Time is, both figuratively and literally, the “coin” of the professional lives of most lawyers. For many of us, every working day is divided and documented in six-minute segments, the careful annotation of which creates a virtual currency that legitimizes and produces the compensation for our services. We sell our time to our employers and our clients, who in turn may expect us to be accessible every hour of every day to respond to their needs and demands. Is it any wonder that we can come to feel that our time, and thus our lives, belong to others, not to ourselves?
Long work weeks and high billed-hour demands can be stressful. Yet even more emotionally taxing (to me, at least) is the inability to escape from those work stresses even during supposedly leisure time. My (and even my family’s) enjoyment of entire weekends has been hampered while I fretted, obsessed, and occasionally even panicked, about unsolved problems and challenges awaiting my return to work. My unpleasant weekend experiences often rotated between immersing myself in work during an “all work/no play” weekend and feebly attempting to play while under a cloud of guilt about my insufficient work commitment. Whichever route I chose, I often felt more drained by Monday morning than I had on Friday afternoon.
What ultimately helped reverse my spiral into anxiety was the introduction into my life of the practice of a personal Sabbath. Although the word “Sabbath” typically identifies a category of religious practice and observation, I use the word here also in a secular/humanist sense (i.e., a “sabbatical”), as time regularly set aside during which a person is free from toil, however one chooses to define that. My own Sabbath practice began with my imposing on myself a rule against engaging in any compensated work during a 24-hour period beginning each Saturday evening. Unlike some religious Sabbath observances, I did not preclude myself from any other activities, including household chores or errands. Although originally skeptical that I could maintain such a practice, and concerned that it might only increase my anxiety levels about work that I was ignoring, I found that just the opposite occurred. The practice almost immediately freed me from most of the guilt and anxiety about work that had consumed many prior weekends. I have “broken” my Sabbath practice no more than two or three times since it began more than fifteen years ago.

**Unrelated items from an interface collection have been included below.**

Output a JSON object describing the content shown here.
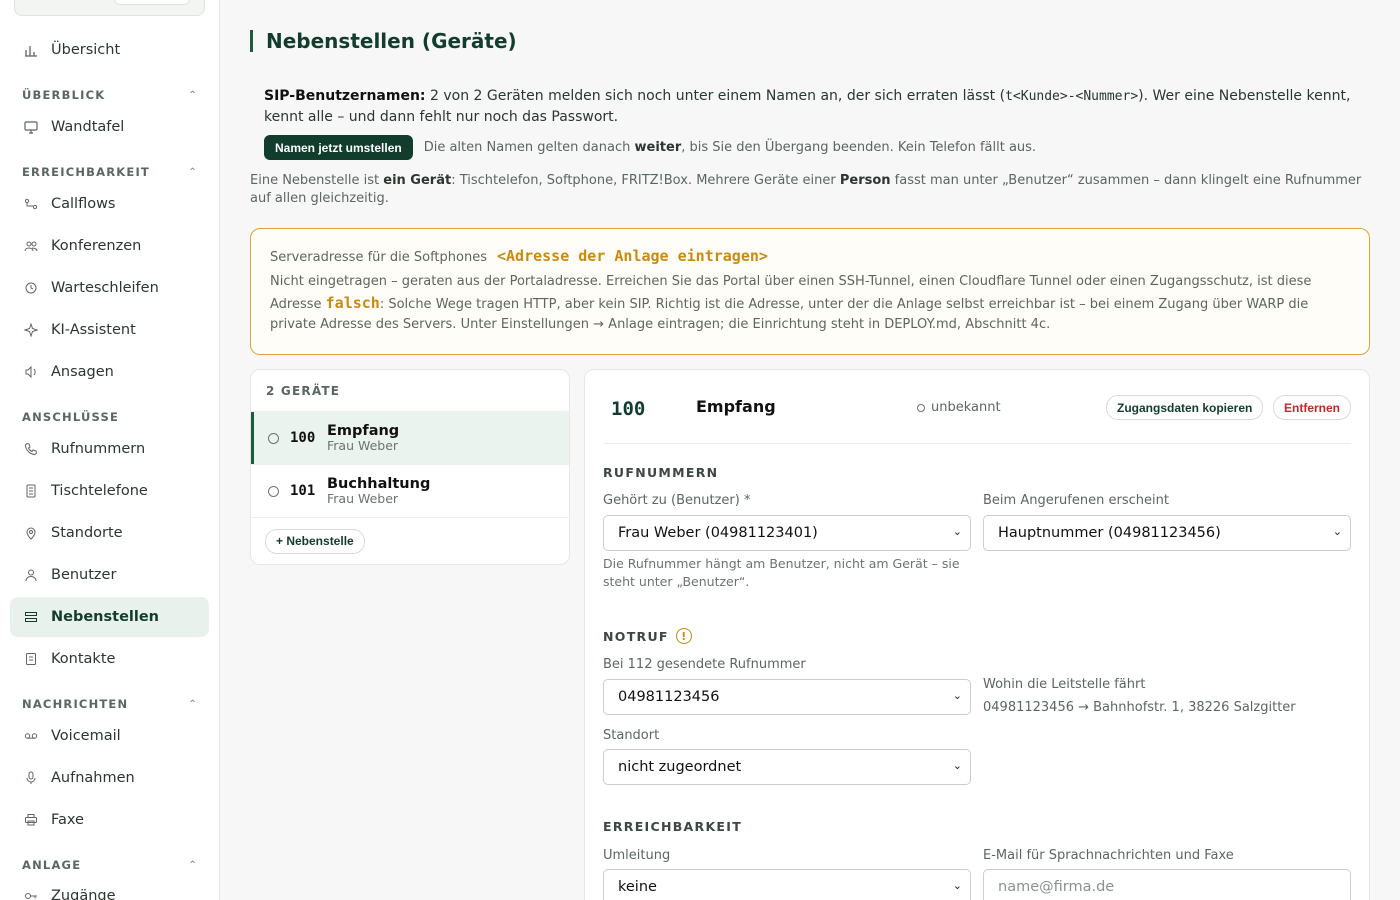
{
  "sidebar": {
    "items_top": [
      {
        "label": "Übersicht",
        "icon": "bar-chart-icon"
      }
    ],
    "sections": [
      {
        "title": "ÜBERBLICK",
        "items": [
          {
            "label": "Wandtafel",
            "icon": "monitor-icon"
          }
        ]
      },
      {
        "title": "ERREICHBARKEIT",
        "items": [
          {
            "label": "Callflows",
            "icon": "flow-icon"
          },
          {
            "label": "Konferenzen",
            "icon": "people-icon"
          },
          {
            "label": "Warteschleifen",
            "icon": "clock-icon"
          },
          {
            "label": "KI-Assistent",
            "icon": "sparkle-icon"
          },
          {
            "label": "Ansagen",
            "icon": "speaker-icon"
          }
        ]
      },
      {
        "title": "ANSCHLÜSSE",
        "items": [
          {
            "label": "Rufnummern",
            "icon": "phone-icon"
          },
          {
            "label": "Tischtelefone",
            "icon": "desk-phone-icon"
          },
          {
            "label": "Standorte",
            "icon": "location-pin-icon"
          },
          {
            "label": "Benutzer",
            "icon": "user-icon"
          },
          {
            "label": "Nebenstellen",
            "icon": "list-icon",
            "active": true
          },
          {
            "label": "Kontakte",
            "icon": "contacts-icon"
          }
        ]
      },
      {
        "title": "NACHRICHTEN",
        "items": [
          {
            "label": "Voicemail",
            "icon": "voicemail-icon"
          },
          {
            "label": "Aufnahmen",
            "icon": "microphone-icon"
          },
          {
            "label": "Faxe",
            "icon": "printer-icon"
          }
        ]
      },
      {
        "title": "ANLAGE",
        "items": [
          {
            "label": "Zugänge",
            "icon": "key-icon"
          }
        ]
      }
    ]
  },
  "page": {
    "title": "Nebenstellen (Geräte)"
  },
  "sip_notice": {
    "label": "SIP-Benutzernamen:",
    "text_1": " 2 von 2 Geräten melden sich noch unter einem Namen an, der sich erraten lässt (",
    "pattern": "t<Kunde>-<Nummer>",
    "text_2": "). Wer eine Nebenstelle kennt, kennt alle – und dann fehlt nur noch das Passwort.",
    "button": "Namen jetzt umstellen",
    "note_1": "Die alten Namen gelten danach ",
    "note_bold": "weiter",
    "note_2": ", bis Sie den Übergang beenden. Kein Telefon fällt aus."
  },
  "intro": {
    "t1": "Eine Nebenstelle ist ",
    "b1": "ein Gerät",
    "t2": ": Tischtelefon, Softphone, FRITZ!Box. Mehrere Geräte einer ",
    "b2": "Person",
    "t3": " fasst man unter „Benutzer“ zusammen – dann klingelt eine Rufnummer auf allen gleichzeitig."
  },
  "server_warning": {
    "label": "Serveradresse für die Softphones",
    "address": "<Adresse der Anlage eintragen>",
    "t1": "Nicht eingetragen – geraten aus der Portaladresse. Erreichen Sie das Portal über einen SSH-Tunnel, einen Cloudflare Tunnel oder einen Zugangsschutz, ist diese Adresse ",
    "falsch": "falsch",
    "t2": ": Solche Wege tragen HTTP, aber kein SIP. Richtig ist die Adresse, unter der die Anlage selbst erreichbar ist – bei einem Zugang über WARP die private Adresse des Servers. Unter Einstellungen → Anlage eintragen; die Einrichtung steht in DEPLOY.md, Abschnitt 4c."
  },
  "devices": {
    "header": "2 GERÄTE",
    "items": [
      {
        "number": "100",
        "name": "Empfang",
        "user": "Frau Weber",
        "selected": true
      },
      {
        "number": "101",
        "name": "Buchhaltung",
        "user": "Frau Weber",
        "selected": false
      }
    ],
    "add_button": "+ Nebenstelle"
  },
  "detail": {
    "number": "100",
    "name": "Empfang",
    "status": "unbekannt",
    "copy_button": "Zugangsdaten kopieren",
    "remove_button": "Entfernen",
    "rufnummern": {
      "section": "RUFNUMMERN",
      "user_label": "Gehört zu (Benutzer) *",
      "user_value": "Frau Weber (04981123401)",
      "user_help": "Die Rufnummer hängt am Benutzer, nicht am Gerät – sie steht unter „Benutzer“.",
      "caller_label": "Beim Angerufenen erscheint",
      "caller_value": "Hauptnummer (04981123456)"
    },
    "notruf": {
      "section": "NOTRUF",
      "number_label": "Bei 112 gesendete Rufnummer",
      "number_value": "04981123456",
      "dest_label": "Wohin die Leitstelle fährt",
      "dest_value": "04981123456 → Bahnhofstr. 1, 38226 Salzgitter",
      "location_label": "Standort",
      "location_value": "nicht zugeordnet"
    },
    "erreichbarkeit": {
      "section": "ERREICHBARKEIT",
      "forward_label": "Umleitung",
      "forward_value": "keine",
      "email_label": "E-Mail für Sprachnachrichten und Faxe",
      "email_placeholder": "name@firma.de"
    }
  }
}
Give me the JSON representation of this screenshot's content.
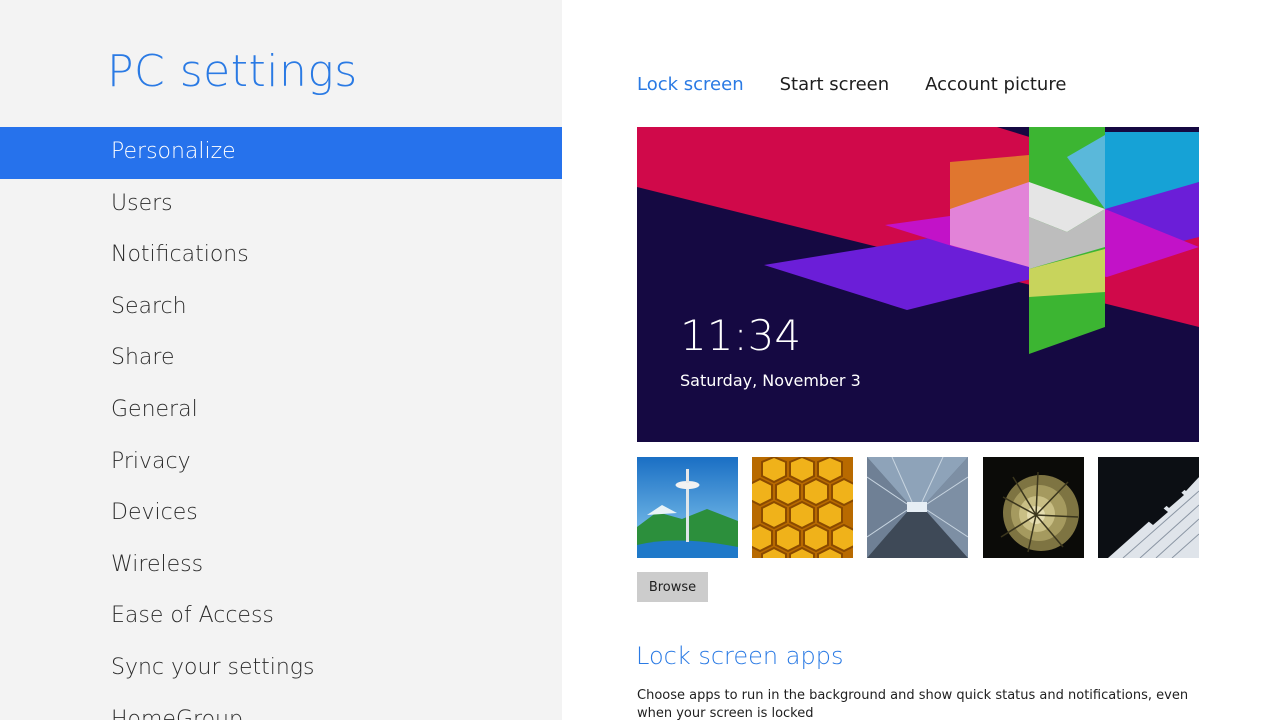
{
  "app": {
    "title": "PC settings"
  },
  "nav": {
    "items": [
      {
        "label": "Personalize",
        "selected": true
      },
      {
        "label": "Users"
      },
      {
        "label": "Notifications"
      },
      {
        "label": "Search"
      },
      {
        "label": "Share"
      },
      {
        "label": "General"
      },
      {
        "label": "Privacy"
      },
      {
        "label": "Devices"
      },
      {
        "label": "Wireless"
      },
      {
        "label": "Ease of Access"
      },
      {
        "label": "Sync your settings"
      },
      {
        "label": "HomeGroup"
      }
    ]
  },
  "tabs": [
    {
      "label": "Lock screen",
      "active": true
    },
    {
      "label": "Start screen"
    },
    {
      "label": "Account picture"
    }
  ],
  "lock_screen": {
    "time": "11:34",
    "date": "Saturday, November 3"
  },
  "thumbnails": [
    {
      "name": "space-needle-image"
    },
    {
      "name": "honeycomb-image"
    },
    {
      "name": "tunnel-image"
    },
    {
      "name": "nautilus-shell-image"
    },
    {
      "name": "piano-keys-image"
    }
  ],
  "browse_label": "Browse",
  "lock_apps": {
    "title": "Lock screen apps",
    "description": "Choose apps to run in the background and show quick status and notifications, even when your screen is locked"
  },
  "colors": {
    "accent": "#2672ec",
    "title_blue": "#2a7ae4",
    "left_pane_bg": "#f3f3f3",
    "lock_bg": "#150942"
  }
}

Practicing a personal Sabbath does require some discipline and commitment, and has resulted in my spending many Saturdays at my office, working diligently right up to my looming Sabbath observance. Yet even those Saturdays bring with them the pending promise to myself of 24 hours of respite — to enjoy my family, to worship, to engage in fun activities, or even to waste entirely. Sunday evening now arrives with me typically feeling refreshed and renewed, as I have given myself a mental and physical break from work concerns for at least an entire 24-hour period.
The practice of a Sabbath has not eliminated all worry or stress from my professional or personal life. I am not beyond obsessing about an upcoming trial or oral argument, even to the point of losing an occasional hour’s sleep in anticipation. The act of creating and respecting a regular “sacred time” that is off-limits from work, however, has been a significant gift to myself and has enhanced my appreciation and enjoyment of all my time.
As lawyers, we are of course part of a service profession; our willingness and ability to commit our time and energies to meet the needs of our clients is essential to our performance. We can and should do so, however, in a manner that does not de-value our own lives and relationships. There are some coins we need to spend on ourselves.